## ASSIGNMENT
Write out all of the data exactly as it appears.

Segment Start: SUPPLIED RECORDS

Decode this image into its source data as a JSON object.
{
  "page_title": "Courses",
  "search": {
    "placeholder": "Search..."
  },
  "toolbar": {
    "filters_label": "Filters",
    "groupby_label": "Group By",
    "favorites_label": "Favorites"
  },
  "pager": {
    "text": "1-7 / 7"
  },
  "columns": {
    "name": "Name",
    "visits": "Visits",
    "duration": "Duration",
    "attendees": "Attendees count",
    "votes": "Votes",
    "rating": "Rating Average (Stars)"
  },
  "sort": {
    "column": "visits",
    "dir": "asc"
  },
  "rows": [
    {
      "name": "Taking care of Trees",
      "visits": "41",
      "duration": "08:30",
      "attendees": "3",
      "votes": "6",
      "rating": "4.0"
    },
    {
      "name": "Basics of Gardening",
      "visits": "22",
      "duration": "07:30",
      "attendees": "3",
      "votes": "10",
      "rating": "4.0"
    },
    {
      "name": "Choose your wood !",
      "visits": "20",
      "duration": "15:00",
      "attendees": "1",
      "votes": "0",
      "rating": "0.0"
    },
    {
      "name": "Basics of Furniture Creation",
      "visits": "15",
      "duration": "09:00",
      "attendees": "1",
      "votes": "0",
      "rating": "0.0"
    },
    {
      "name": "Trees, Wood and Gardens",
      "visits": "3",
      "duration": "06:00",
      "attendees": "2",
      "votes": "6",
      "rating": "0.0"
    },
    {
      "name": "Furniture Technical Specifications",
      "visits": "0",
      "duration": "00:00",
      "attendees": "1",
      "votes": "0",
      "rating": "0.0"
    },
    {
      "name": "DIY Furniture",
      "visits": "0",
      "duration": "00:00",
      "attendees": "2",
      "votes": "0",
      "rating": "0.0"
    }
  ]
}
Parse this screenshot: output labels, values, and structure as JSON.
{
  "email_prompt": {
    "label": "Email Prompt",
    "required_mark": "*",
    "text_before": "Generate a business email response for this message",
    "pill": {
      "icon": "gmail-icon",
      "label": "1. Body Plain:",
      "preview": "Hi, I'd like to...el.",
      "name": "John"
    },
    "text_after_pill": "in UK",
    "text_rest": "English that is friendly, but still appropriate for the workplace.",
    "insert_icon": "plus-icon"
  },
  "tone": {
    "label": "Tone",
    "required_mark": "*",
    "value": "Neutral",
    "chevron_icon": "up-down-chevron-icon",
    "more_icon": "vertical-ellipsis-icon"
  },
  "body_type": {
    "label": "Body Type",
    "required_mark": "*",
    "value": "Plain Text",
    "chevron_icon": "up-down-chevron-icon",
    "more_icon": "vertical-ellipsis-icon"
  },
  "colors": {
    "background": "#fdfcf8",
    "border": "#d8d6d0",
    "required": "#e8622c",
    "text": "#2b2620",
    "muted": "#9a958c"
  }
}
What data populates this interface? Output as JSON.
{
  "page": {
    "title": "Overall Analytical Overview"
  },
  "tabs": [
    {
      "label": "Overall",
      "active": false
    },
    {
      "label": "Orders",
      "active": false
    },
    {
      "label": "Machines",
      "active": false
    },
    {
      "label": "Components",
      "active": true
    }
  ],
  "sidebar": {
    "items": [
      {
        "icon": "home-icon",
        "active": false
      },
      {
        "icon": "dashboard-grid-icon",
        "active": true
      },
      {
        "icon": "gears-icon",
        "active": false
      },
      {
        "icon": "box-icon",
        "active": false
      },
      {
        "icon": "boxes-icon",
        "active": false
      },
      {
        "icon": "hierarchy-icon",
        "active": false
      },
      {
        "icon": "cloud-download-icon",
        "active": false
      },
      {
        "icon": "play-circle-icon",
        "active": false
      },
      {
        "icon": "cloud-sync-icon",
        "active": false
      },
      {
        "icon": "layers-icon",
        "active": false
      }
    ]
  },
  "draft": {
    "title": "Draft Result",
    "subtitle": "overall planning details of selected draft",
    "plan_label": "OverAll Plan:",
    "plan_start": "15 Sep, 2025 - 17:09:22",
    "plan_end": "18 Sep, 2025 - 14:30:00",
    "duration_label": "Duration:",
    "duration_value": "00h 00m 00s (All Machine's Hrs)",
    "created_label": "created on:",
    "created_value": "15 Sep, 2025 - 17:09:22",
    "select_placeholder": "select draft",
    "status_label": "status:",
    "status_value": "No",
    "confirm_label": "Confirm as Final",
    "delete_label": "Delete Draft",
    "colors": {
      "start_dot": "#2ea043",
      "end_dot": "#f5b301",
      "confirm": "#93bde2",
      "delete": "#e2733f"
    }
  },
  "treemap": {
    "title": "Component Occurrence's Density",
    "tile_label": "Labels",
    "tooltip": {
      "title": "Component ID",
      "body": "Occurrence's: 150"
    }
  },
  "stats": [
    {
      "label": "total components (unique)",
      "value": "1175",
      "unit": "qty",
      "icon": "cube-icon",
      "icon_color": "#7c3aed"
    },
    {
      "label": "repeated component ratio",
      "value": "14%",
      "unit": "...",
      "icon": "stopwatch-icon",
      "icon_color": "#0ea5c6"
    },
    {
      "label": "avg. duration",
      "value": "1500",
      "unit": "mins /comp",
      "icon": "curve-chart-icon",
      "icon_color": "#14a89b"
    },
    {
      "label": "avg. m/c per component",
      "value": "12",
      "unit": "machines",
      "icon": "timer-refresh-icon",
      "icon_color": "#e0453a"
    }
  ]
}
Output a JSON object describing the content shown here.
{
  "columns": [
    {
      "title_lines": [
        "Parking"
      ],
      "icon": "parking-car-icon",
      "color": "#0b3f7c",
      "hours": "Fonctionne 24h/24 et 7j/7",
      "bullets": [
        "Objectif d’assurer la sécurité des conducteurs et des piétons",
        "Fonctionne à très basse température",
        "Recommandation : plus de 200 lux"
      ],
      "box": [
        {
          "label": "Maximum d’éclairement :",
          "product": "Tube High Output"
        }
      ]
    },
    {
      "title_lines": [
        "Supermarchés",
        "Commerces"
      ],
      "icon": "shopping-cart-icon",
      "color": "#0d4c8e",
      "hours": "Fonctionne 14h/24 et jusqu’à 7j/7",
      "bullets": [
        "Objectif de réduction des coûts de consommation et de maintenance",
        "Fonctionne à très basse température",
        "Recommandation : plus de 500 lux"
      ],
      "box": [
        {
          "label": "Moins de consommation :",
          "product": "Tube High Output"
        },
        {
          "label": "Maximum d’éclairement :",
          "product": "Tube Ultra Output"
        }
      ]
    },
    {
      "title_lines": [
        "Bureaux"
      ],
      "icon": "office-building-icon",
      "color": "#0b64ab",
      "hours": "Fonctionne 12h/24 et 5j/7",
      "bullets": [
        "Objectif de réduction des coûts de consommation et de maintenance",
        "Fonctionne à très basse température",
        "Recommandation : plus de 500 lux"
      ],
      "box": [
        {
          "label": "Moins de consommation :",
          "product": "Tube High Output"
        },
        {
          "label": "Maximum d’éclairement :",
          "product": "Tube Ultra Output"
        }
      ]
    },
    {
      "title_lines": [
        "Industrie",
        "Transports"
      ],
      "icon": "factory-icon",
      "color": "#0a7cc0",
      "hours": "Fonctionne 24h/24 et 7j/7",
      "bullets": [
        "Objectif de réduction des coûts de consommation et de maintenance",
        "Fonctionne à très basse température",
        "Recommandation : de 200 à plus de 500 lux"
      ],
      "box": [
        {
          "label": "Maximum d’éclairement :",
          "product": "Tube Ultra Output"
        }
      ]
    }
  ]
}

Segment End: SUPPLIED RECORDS

## SOLUTION TO THIS PROBLEM
Decode this image into its source data as a JSON object.
{
  "page_title": "Courses",
  "search": {
    "placeholder": "Search..."
  },
  "toolbar": {
    "filters_label": "Filters",
    "groupby_label": "Group By",
    "favorites_label": "Favorites"
  },
  "pager": {
    "text": "1-7 / 7"
  },
  "columns": {
    "name": "Name",
    "visits": "Visits",
    "duration": "Duration",
    "attendees": "Attendees count",
    "votes": "Votes",
    "rating": "Rating Average (Stars)"
  },
  "sort": {
    "column": "visits",
    "dir": "asc"
  },
  "rows": [
    {
      "name": "Taking care of Trees",
      "visits": "41",
      "duration": "08:30",
      "attendees": "3",
      "votes": "6",
      "rating": "4.0"
    },
    {
      "name": "Basics of Gardening",
      "visits": "22",
      "duration": "07:30",
      "attendees": "3",
      "votes": "10",
      "rating": "4.0"
    },
    {
      "name": "Choose your wood !",
      "visits": "20",
      "duration": "15:00",
      "attendees": "1",
      "votes": "0",
      "rating": "0.0"
    },
    {
      "name": "Basics of Furniture Creation",
      "visits": "15",
      "duration": "09:00",
      "attendees": "1",
      "votes": "0",
      "rating": "0.0"
    },
    {
      "name": "Trees, Wood and Gardens",
      "visits": "3",
      "duration": "06:00",
      "attendees": "2",
      "votes": "6",
      "rating": "0.0"
    },
    {
      "name": "Furniture Technical Specifications",
      "visits": "0",
      "duration": "00:00",
      "attendees": "1",
      "votes": "0",
      "rating": "0.0"
    },
    {
      "name": "DIY Furniture",
      "visits": "0",
      "duration": "00:00",
      "attendees": "2",
      "votes": "0",
      "rating": "0.0"
    }
  ]
}
Parse this screenshot: output labels, values, and structure as JSON.
{
  "email_prompt": {
    "label": "Email Prompt",
    "required_mark": "*",
    "text_before": "Generate a business email response for this message",
    "pill": {
      "icon": "gmail-icon",
      "label": "1. Body Plain:",
      "preview": "Hi, I'd like to...el.",
      "name": "John"
    },
    "text_after_pill": "in UK",
    "text_rest": "English that is friendly, but still appropriate for the workplace.",
    "insert_icon": "plus-icon"
  },
  "tone": {
    "label": "Tone",
    "required_mark": "*",
    "value": "Neutral",
    "chevron_icon": "up-down-chevron-icon",
    "more_icon": "vertical-ellipsis-icon"
  },
  "body_type": {
    "label": "Body Type",
    "required_mark": "*",
    "value": "Plain Text",
    "chevron_icon": "up-down-chevron-icon",
    "more_icon": "vertical-ellipsis-icon"
  },
  "colors": {
    "background": "#fdfcf8",
    "border": "#d8d6d0",
    "required": "#e8622c",
    "text": "#2b2620",
    "muted": "#9a958c"
  }
}
What data populates this interface? Output as JSON.
{
  "page": {
    "title": "Overall Analytical Overview"
  },
  "tabs": [
    {
      "label": "Overall",
      "active": false
    },
    {
      "label": "Orders",
      "active": false
    },
    {
      "label": "Machines",
      "active": false
    },
    {
      "label": "Components",
      "active": true
    }
  ],
  "sidebar": {
    "items": [
      {
        "icon": "home-icon",
        "active": false
      },
      {
        "icon": "dashboard-grid-icon",
        "active": true
      },
      {
        "icon": "gears-icon",
        "active": false
      },
      {
        "icon": "box-icon",
        "active": false
      },
      {
        "icon": "boxes-icon",
        "active": false
      },
      {
        "icon": "hierarchy-icon",
        "active": false
      },
      {
        "icon": "cloud-download-icon",
        "active": false
      },
      {
        "icon": "play-circle-icon",
        "active": false
      },
      {
        "icon": "cloud-sync-icon",
        "active": false
      },
      {
        "icon": "layers-icon",
        "active": false
      }
    ]
  },
  "draft": {
    "title": "Draft Result",
    "subtitle": "overall planning details of selected draft",
    "plan_label": "OverAll Plan:",
    "plan_start": "15 Sep, 2025 - 17:09:22",
    "plan_end": "18 Sep, 2025 - 14:30:00",
    "duration_label": "Duration:",
    "duration_value": "00h 00m 00s (All Machine's Hrs)",
    "created_label": "created on:",
    "created_value": "15 Sep, 2025 - 17:09:22",
    "select_placeholder": "select draft",
    "status_label": "status:",
    "status_value": "No",
    "confirm_label": "Confirm as Final",
    "delete_label": "Delete Draft",
    "colors": {
      "start_dot": "#2ea043",
      "end_dot": "#f5b301",
      "confirm": "#93bde2",
      "delete": "#e2733f"
    }
  },
  "treemap": {
    "title": "Component Occurrence's Density",
    "tile_label": "Labels",
    "tooltip": {
      "title": "Component ID",
      "body": "Occurrence's: 150"
    }
  },
  "stats": [
    {
      "label": "total components (unique)",
      "value": "1175",
      "unit": "qty",
      "icon": "cube-icon",
      "icon_color": "#7c3aed"
    },
    {
      "label": "repeated component ratio",
      "value": "14%",
      "unit": "...",
      "icon": "stopwatch-icon",
      "icon_color": "#0ea5c6"
    },
    {
      "label": "avg. duration",
      "value": "1500",
      "unit": "mins /comp",
      "icon": "curve-chart-icon",
      "icon_color": "#14a89b"
    },
    {
      "label": "avg. m/c per component",
      "value": "12",
      "unit": "machines",
      "icon": "timer-refresh-icon",
      "icon_color": "#e0453a"
    }
  ]
}
Output a JSON object describing the content shown here.
{
  "columns": [
    {
      "title_lines": [
        "Parking"
      ],
      "icon": "parking-car-icon",
      "color": "#0b3f7c",
      "hours": "Fonctionne 24h/24 et 7j/7",
      "bullets": [
        "Objectif d’assurer la sécurité des conducteurs et des piétons",
        "Fonctionne à très basse température",
        "Recommandation : plus de 200 lux"
      ],
      "box": [
        {
          "label": "Maximum d’éclairement :",
          "product": "Tube High Output"
        }
      ]
    },
    {
      "title_lines": [
        "Supermarchés",
        "Commerces"
      ],
      "icon": "shopping-cart-icon",
      "color": "#0d4c8e",
      "hours": "Fonctionne 14h/24 et jusqu’à 7j/7",
      "bullets": [
        "Objectif de réduction des coûts de consommation et de maintenance",
        "Fonctionne à très basse température",
        "Recommandation : plus de 500 lux"
      ],
      "box": [
        {
          "label": "Moins de consommation :",
          "product": "Tube High Output"
        },
        {
          "label": "Maximum d’éclairement :",
          "product": "Tube Ultra Output"
        }
      ]
    },
    {
      "title_lines": [
        "Bureaux"
      ],
      "icon": "office-building-icon",
      "color": "#0b64ab",
      "hours": "Fonctionne 12h/24 et 5j/7",
      "bullets": [
        "Objectif de réduction des coûts de consommation et de maintenance",
        "Fonctionne à très basse température",
        "Recommandation : plus de 500 lux"
      ],
      "box": [
        {
          "label": "Moins de consommation :",
          "product": "Tube High Output"
        },
        {
          "label": "Maximum d’éclairement :",
          "product": "Tube Ultra Output"
        }
      ]
    },
    {
      "title_lines": [
        "Industrie",
        "Transports"
      ],
      "icon": "factory-icon",
      "color": "#0a7cc0",
      "hours": "Fonctionne 24h/24 et 7j/7",
      "bullets": [
        "Objectif de réduction des coûts de consommation et de maintenance",
        "Fonctionne à très basse température",
        "Recommandation : de 200 à plus de 500 lux"
      ],
      "box": [
        {
          "label": "Maximum d’éclairement :",
          "product": "Tube Ultra Output"
        }
      ]
    }
  ]
}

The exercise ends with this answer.